This is why it is all the more important that today we direct our attention to look upon St. Joseph and invoke him as the Patron and Protector of the Church, that we may look upon his examples of faith and devotion, his upright life and virtues so that we may once again be faithful to God and commit ourselves to Him anew, by following the example and inspirations from St. Joseph, and see how we can be true Christians through our actions and sincerity in following God from now on.

As we celebrate this Solemnity of St. Joseph today, let us all spend some time to reflect on our lives especially in the midst of this season of Lent.

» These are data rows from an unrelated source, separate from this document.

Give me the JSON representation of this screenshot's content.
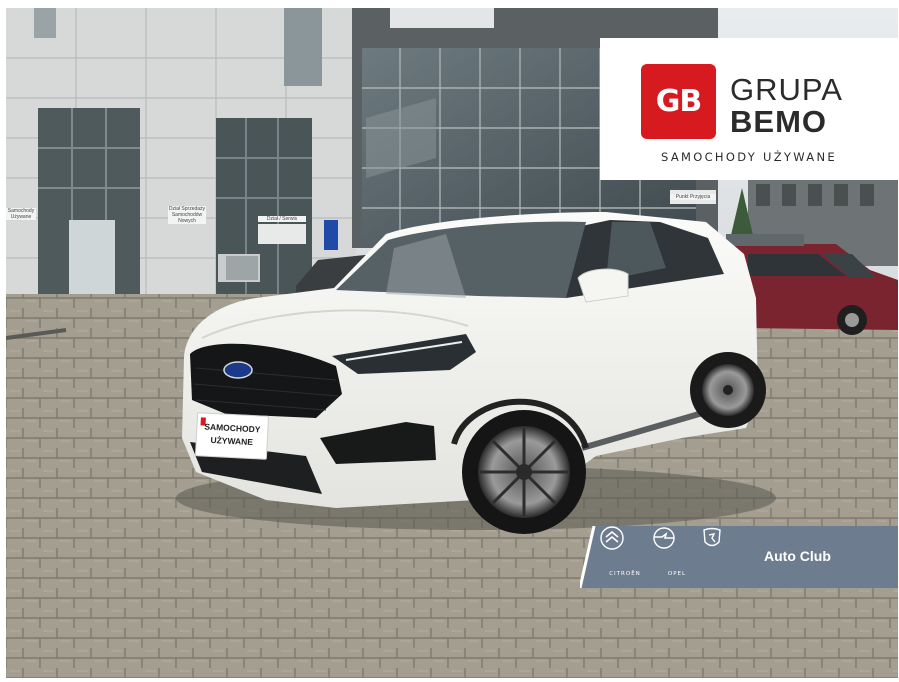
{
  "photo": {
    "subject": "white Ford Edge ST-Line SUV",
    "colors": {
      "car": "#f3f3f0",
      "pavement": "#9a9688",
      "brand_red": "#d71920",
      "banner": "#6b7a8e"
    }
  },
  "logo": {
    "mark": "GB",
    "line1": "GRUPA",
    "line2": "BEMO",
    "tagline": "SAMOCHODY UŻYWANE"
  },
  "banner": {
    "brands": [
      {
        "icon": "citroen-icon",
        "name": "CITROËN"
      },
      {
        "icon": "opel-icon",
        "name": "OPEL"
      },
      {
        "icon": "peugeot-icon",
        "name": ""
      }
    ],
    "label": "Auto Club"
  },
  "plate": {
    "line1": "SAMOCHODY",
    "line2": "UŻYWANE"
  },
  "signs": {
    "left": "Samochody Używane",
    "service": "Dział Sprzedaży Samochodów Nowych",
    "entrance": "Dział / Serwis",
    "right": "Punkt Przyjęcia"
  }
}
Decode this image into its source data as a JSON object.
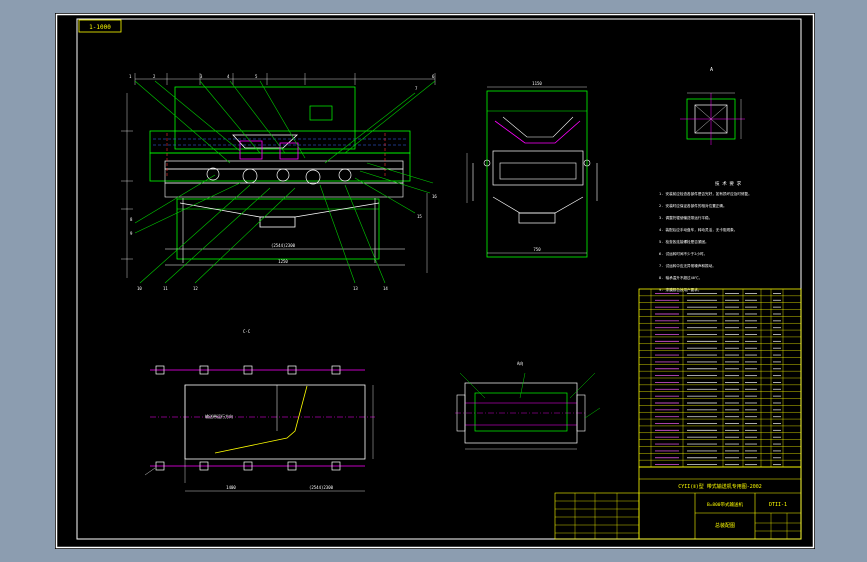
{
  "sheet_tag": "1-1000",
  "views": {
    "section_cc": "C-C",
    "detail_a": "A",
    "top_label": "A向",
    "plan_annotation": "输送带运行方向"
  },
  "dimensions": {
    "main_width": "(2544)2300",
    "main_total": "1250",
    "plan_left": "1400",
    "plan_right": "(2544)2300",
    "side_width": "1150",
    "side_bottom": "750"
  },
  "notes": {
    "title": "技 术 要 求",
    "lines": [
      "1. 安装前应检查各部件是否完好，如有损坏应及时修复。",
      "2. 安装时应保证各部件的相对位置正确。",
      "3. 调整托辊使输送带运行平稳。",
      "4. 装配后应手动盘车，转动灵活，无卡阻现象。",
      "5. 检查各连接螺栓是否紧固。",
      "6. 试运转时间不少于2小时。",
      "7. 试运转中应无异常噪声和振动。",
      "8. 轴承温升不超过40℃。",
      "9. 漆膜颜色按用户要求。"
    ]
  },
  "title_block": {
    "school": "CYII(Ⅱ)型  带式输送机专用图-2002",
    "drawing_name": "B=800带式输送机",
    "drawing_no": "DTII-1",
    "part": "总装配图"
  },
  "colors": {
    "background": "#000000",
    "frame": "#ffffff",
    "outline": "#00ff00",
    "leader": "#00cc00",
    "table": "#ffff00",
    "center": "#ff00ff",
    "dimension": "#ffffff",
    "hidden": "#ff3333",
    "blue": "#3a6cff"
  }
}
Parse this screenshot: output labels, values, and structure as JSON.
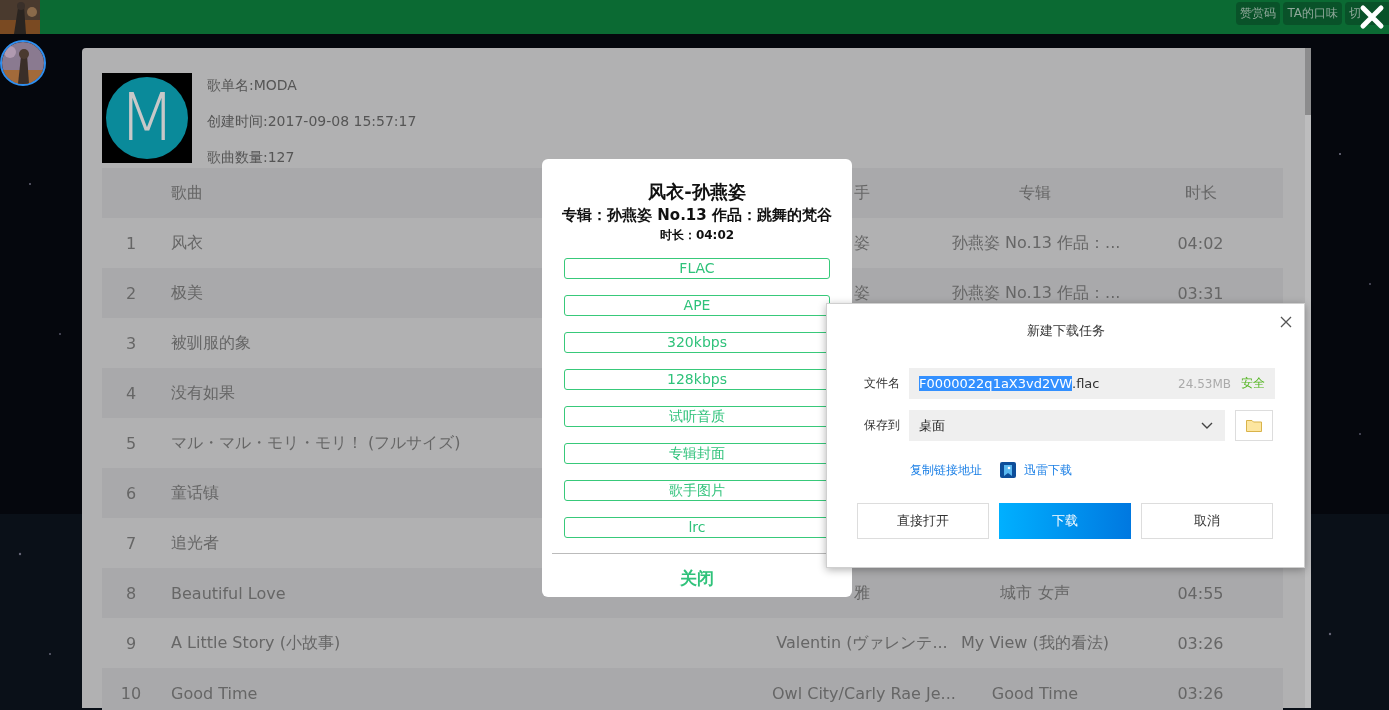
{
  "top_bar": {
    "buttons": [
      {
        "label": "赞赏码"
      },
      {
        "label": "TA的口味"
      },
      {
        "label": "切"
      }
    ]
  },
  "playlist": {
    "cover_letter": "M",
    "name": "歌单名:MODA",
    "created": "创建时间:2017-09-08 15:57:17",
    "count": "歌曲数量:127"
  },
  "table": {
    "columns": [
      "歌曲",
      "手",
      "专辑",
      "时长"
    ],
    "rows": [
      {
        "index": "1",
        "song": "风衣",
        "artist": "姿",
        "album": "孙燕姿 No.13 作品：...",
        "duration": "04:02"
      },
      {
        "index": "2",
        "song": "极美",
        "artist": "姿",
        "album": "孙燕姿 No.13 作品：...",
        "duration": "03:31"
      },
      {
        "index": "3",
        "song": "被驯服的象"
      },
      {
        "index": "4",
        "song": "没有如果"
      },
      {
        "index": "5",
        "song": "マル・マル・モリ・モリ！ (フルサイズ)"
      },
      {
        "index": "6",
        "song": "童话镇"
      },
      {
        "index": "7",
        "song": "追光者"
      },
      {
        "index": "8",
        "song": "Beautiful Love",
        "artist": "雅",
        "album": "城市 女声",
        "duration": "04:55"
      },
      {
        "index": "9",
        "song": "A Little Story (小故事)",
        "artist": "Valentin (ヴァレンテ...",
        "album": "My View (我的看法)",
        "duration": "03:26"
      },
      {
        "index": "10",
        "song": "Good Time",
        "artist": "Owl City/Carly Rae Je...",
        "album": "Good Time",
        "duration": "03:26"
      }
    ]
  },
  "song_modal": {
    "title": "风衣-孙燕姿",
    "album": "专辑：孙燕姿 No.13 作品：跳舞的梵谷",
    "duration": "时长：04:02",
    "options": [
      "FLAC",
      "APE",
      "320kbps",
      "128kbps",
      "试听音质",
      "专辑封面",
      "歌手图片",
      "lrc"
    ],
    "close": "关闭"
  },
  "download_dialog": {
    "title": "新建下载任务",
    "filename_label": "文件名",
    "filename_selected": "F0000022q1aX3vd2VW",
    "filename_rest": ".flac",
    "size": "24.53MB",
    "safety": "安全",
    "save_label": "保存到",
    "save_location": "桌面",
    "links": [
      {
        "label": "复制链接地址",
        "kind": "plain"
      },
      {
        "label": "迅雷下载",
        "kind": "thunder"
      }
    ],
    "buttons": [
      {
        "label": "直接打开",
        "kind": "secondary"
      },
      {
        "label": "下载",
        "kind": "primary"
      },
      {
        "label": "取消",
        "kind": "secondary"
      }
    ]
  }
}
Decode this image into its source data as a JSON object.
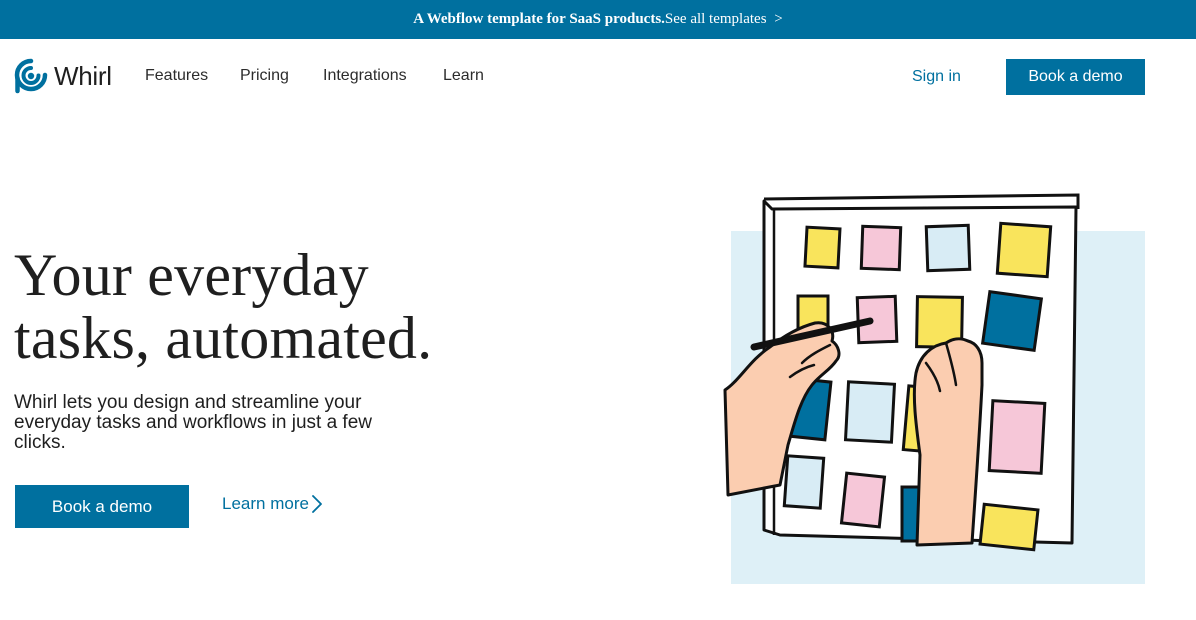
{
  "banner": {
    "text": "A Webflow template for SaaS products.",
    "link": "See all templates",
    "chevron": ">"
  },
  "brand": {
    "name": "Whirl",
    "logo_icon": "whirl-logo-icon",
    "color": "#00709f"
  },
  "nav": {
    "links": [
      "Features",
      "Pricing",
      "Integrations",
      "Learn"
    ],
    "sign_in": "Sign in",
    "cta": "Book a demo"
  },
  "hero": {
    "title_line1": "Your everyday",
    "title_line2": "tasks, automated.",
    "subtitle": "Whirl lets you design and streamline your everyday tasks and workflows in just a few clicks.",
    "primary_cta": "Book a demo",
    "secondary_cta": "Learn more",
    "secondary_icon": "chevron-right-icon"
  },
  "illustration": {
    "description_icon": "sticky-notes-board-illustration",
    "colors": {
      "yellow": "#f9e45c",
      "pink": "#f6c7d8",
      "light_blue": "#d8ecf5",
      "dark_blue": "#00709f",
      "skin": "#fbcdb0",
      "backdrop": "#def0f7"
    }
  }
}
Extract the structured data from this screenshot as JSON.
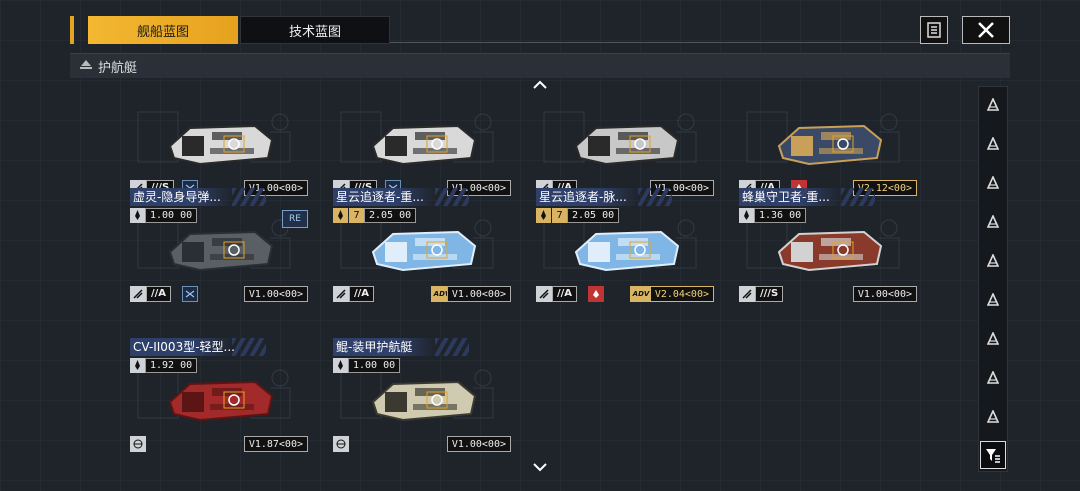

As we still continue our busy lives and schedules, our daily activities and all, let us all remind ourselves to be faithful and to be good in our actions and deeds, so that inspired by the good examples of St. Joseph, we may indeed become more like him and be more righteous and devoted to God. In the end, we will then be more worthy of God and His salvation, through our changed life.

Let us all turn away from sin, and embrace God’s love more willingly, and strive to be obedient to the Law of God, to be more generous in love, to be more selfless and less selfish, to be less attached to the many tempting desires of this life. Let us all share our love and blessings with one another, be more welcoming to those who are unloved and rejected, be more forgiving on those who have hurt and caused us pain and troubles. Let us all be committed in our faith like that of St. Joseph, our great role model.

Let us ask for the intercession of St. Joseph, that he may pray for us and help to lead us in our way, so that we may be strengthened by God in our faith and in being more courageous to live our lives with greater fidelity, righteousness and love for God from now on. O St. Joseph, Holy Patron and Protector of the Church, our great role model and intercessor, pray for us all sinners, and show us the way forward in faith towards your Foster-Son, Our Lord Jesus Christ. Amen.

Thursday, 19 March 2020 : Solemnity of St. Joseph, Spouse of the Blessed Virgin Mary (Gospel Reading)

Liturgical Colour : White

Matthew 1 : 16, 18-21, 24a

Jacob was the father of Joseph, the husband of Mary, and from her came Jesus Who is called the Christ – the Messiah.

This is how Jesus Christ was born : Mary His mother had been given to Joseph in marriage, but before they lived together, she was found to be pregnant through the Holy Spirit. Then Joseph, her husband, made plans to divorce her in all secrecy. He was an upright man, and in no way did he want to discredit her.

While he was pondering over this, an Angel of the Lord appeared to him in a dream and said, “Joseph, descendant of David, do not be afraid to take Mary as your wife. She has conceived by the Holy Spirit, and now she will bear a Son. You shall call Him ‘Jesus’ for He will save His people from their sins.”

When Joseph woke up, he did what the Angel of the Lord had told him to do.

Alternative reading

Luke 2 : 41-51a

Every year the parents of Jesus went to Jerusalem for the Feast of the Passover, as was customary. And when Jesus was twelve years old, He went up with them, according to the custom of this feast. After the festival was over, they returned, but the Boy Jesus remained in Jerusalem, and His parents did not know it.

They thought He was in the company, and after walking the whole day they looked for Him among their relatives and friends. As they did not find Him, they went back to Jerusalem searching for Him, and on the third day they found Him in the Temple, sitting among the teachers, listening to them and asking questions. And all the people were amazed at His understanding and His answers.

His parents were very surprised when they saw Him, and His mother said to Him, “Son, why have You done this to us? Your father and I were very worried while searching for You.” Then He said to them, “Why were you looking for Me? Did you not know that I must be in My Father’s house?” But they did not understand this answer.

Jesus went down with them, returning to Nazareth, and He continued to be subject to them.